Task prompt.
From top to bottom, return the records that follow exactly.

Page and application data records
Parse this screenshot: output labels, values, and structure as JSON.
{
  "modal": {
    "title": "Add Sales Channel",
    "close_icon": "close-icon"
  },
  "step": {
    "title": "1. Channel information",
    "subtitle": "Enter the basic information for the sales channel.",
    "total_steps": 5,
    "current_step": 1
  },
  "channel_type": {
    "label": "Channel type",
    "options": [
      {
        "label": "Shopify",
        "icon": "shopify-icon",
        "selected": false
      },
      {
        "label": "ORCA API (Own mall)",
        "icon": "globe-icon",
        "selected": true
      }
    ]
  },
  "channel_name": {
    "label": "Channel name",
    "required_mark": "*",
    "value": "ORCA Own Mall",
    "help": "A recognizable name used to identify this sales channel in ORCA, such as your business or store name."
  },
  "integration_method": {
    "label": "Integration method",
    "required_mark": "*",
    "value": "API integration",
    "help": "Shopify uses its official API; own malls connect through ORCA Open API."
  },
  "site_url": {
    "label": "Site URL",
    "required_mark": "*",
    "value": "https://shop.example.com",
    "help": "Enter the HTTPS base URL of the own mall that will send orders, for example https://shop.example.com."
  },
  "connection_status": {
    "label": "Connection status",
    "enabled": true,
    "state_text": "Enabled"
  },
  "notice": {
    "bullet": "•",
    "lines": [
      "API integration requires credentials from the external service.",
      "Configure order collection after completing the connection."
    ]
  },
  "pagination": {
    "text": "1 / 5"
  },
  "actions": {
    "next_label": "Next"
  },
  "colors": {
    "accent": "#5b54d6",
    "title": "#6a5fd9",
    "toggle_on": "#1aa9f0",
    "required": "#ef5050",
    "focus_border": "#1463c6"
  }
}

Result of this exercise.
Parse this screenshot: output labels, values, and structure as JSON.
{
  "modal": {
    "title": "Add Sales Channel",
    "close_icon": "close-icon"
  },
  "step": {
    "title": "1. Channel information",
    "subtitle": "Enter the basic information for the sales channel.",
    "total_steps": 5,
    "current_step": 1
  },
  "channel_type": {
    "label": "Channel type",
    "options": [
      {
        "label": "Shopify",
        "icon": "shopify-icon",
        "selected": false
      },
      {
        "label": "ORCA API (Own mall)",
        "icon": "globe-icon",
        "selected": true
      }
    ]
  },
  "channel_name": {
    "label": "Channel name",
    "required_mark": "*",
    "value": "ORCA Own Mall",
    "help": "A recognizable name used to identify this sales channel in ORCA, such as your business or store name."
  },
  "integration_method": {
    "label": "Integration method",
    "required_mark": "*",
    "value": "API integration",
    "help": "Shopify uses its official API; own malls connect through ORCA Open API."
  },
  "site_url": {
    "label": "Site URL",
    "required_mark": "*",
    "value": "https://shop.example.com",
    "help": "Enter the HTTPS base URL of the own mall that will send orders, for example https://shop.example.com."
  },
  "connection_status": {
    "label": "Connection status",
    "enabled": true,
    "state_text": "Enabled"
  },
  "notice": {
    "bullet": "•",
    "lines": [
      "API integration requires credentials from the external service.",
      "Configure order collection after completing the connection."
    ]
  },
  "pagination": {
    "text": "1 / 5"
  },
  "actions": {
    "next_label": "Next"
  },
  "colors": {
    "accent": "#5b54d6",
    "title": "#6a5fd9",
    "toggle_on": "#1aa9f0",
    "required": "#ef5050",
    "focus_border": "#1463c6"
  }
}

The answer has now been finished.